Over the years, Kathy and I have often dreamed of escaping today’s fast-paced, hectic world and moving to an island of our own—an island of trees, flowers, and abundant wildlife, where we could experience the joys of nature without leaving the confines of our own property. Realizing that buying an island wasn’t a realistic option, we decided to do the next best thing and create one on our three-acre patch of oak woodland in the foothills of Northern California.
The first time I experienced the awesome grandeur of California’s Eastern Sierra was in 1975, when, as a rookie Fish and Game warden, I drove there on assignment to work the Crowley Lake trout-season opener. That spring, the majestic mountains to the west were covered with snow, and the entire scene, from Mount Whitney to Mammoth Lakes, looked like something you’d see on a Christmas card. Over the years I’ve visited again and again, sometimes in the spring, sometimes in the summer, and sometimes in the fall. Whatever the season, the Eastern Sierra always offers an eyepopping display of color and natural beauty.

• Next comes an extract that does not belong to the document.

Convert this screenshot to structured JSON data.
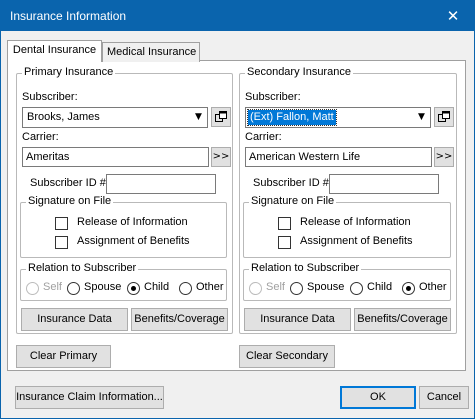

When the Outdoor Writers Association of California chose Siskiyou County as the site for this spring’s writers conference, I couldn’t have been more pleased. I’ve had a soft spot in my heart for this unspoiled land at the top of the state since I first discovered it fifty-three years ago.

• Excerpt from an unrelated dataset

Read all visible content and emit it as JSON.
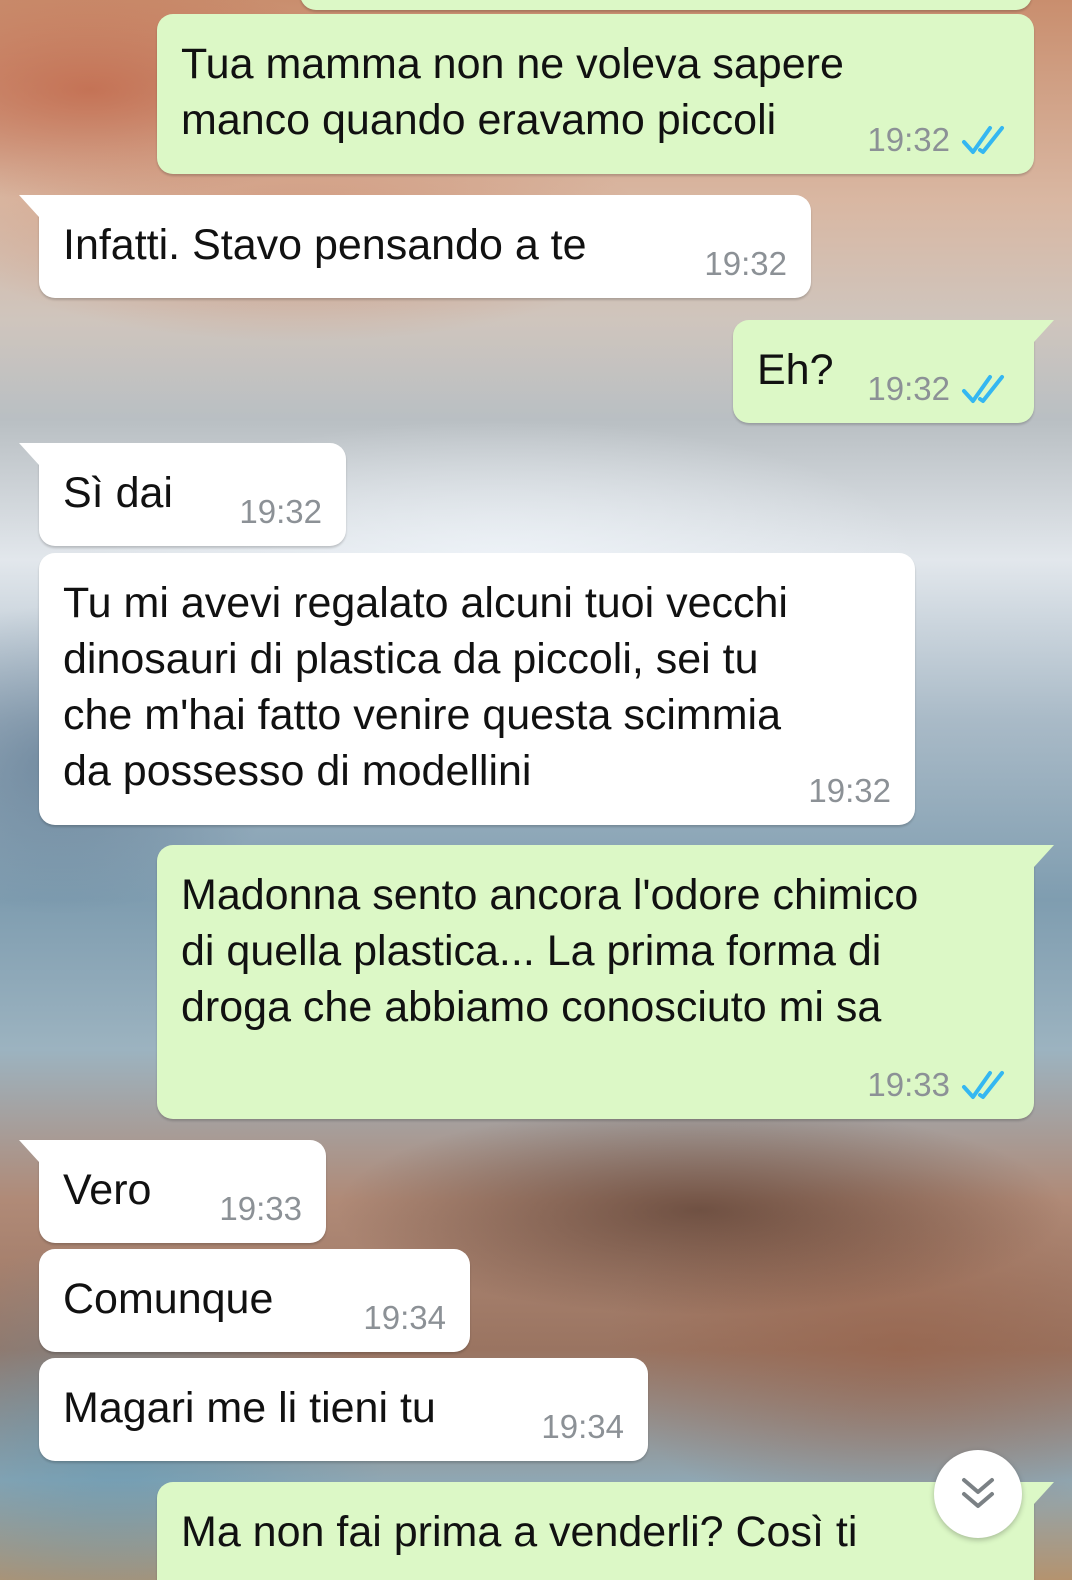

Just like in the Statler Brothers’ song, the Orland High School Class of ‘66 had its dreams. In June of 1966, all 138 of us spread to the wind and set out to live our dreams, much like the Orland High School classes before us. Some went on to college, some served in the military, some pursued occupations elsewhere, and some remained in this wonderful little Northern California farm town for the rest of their lives.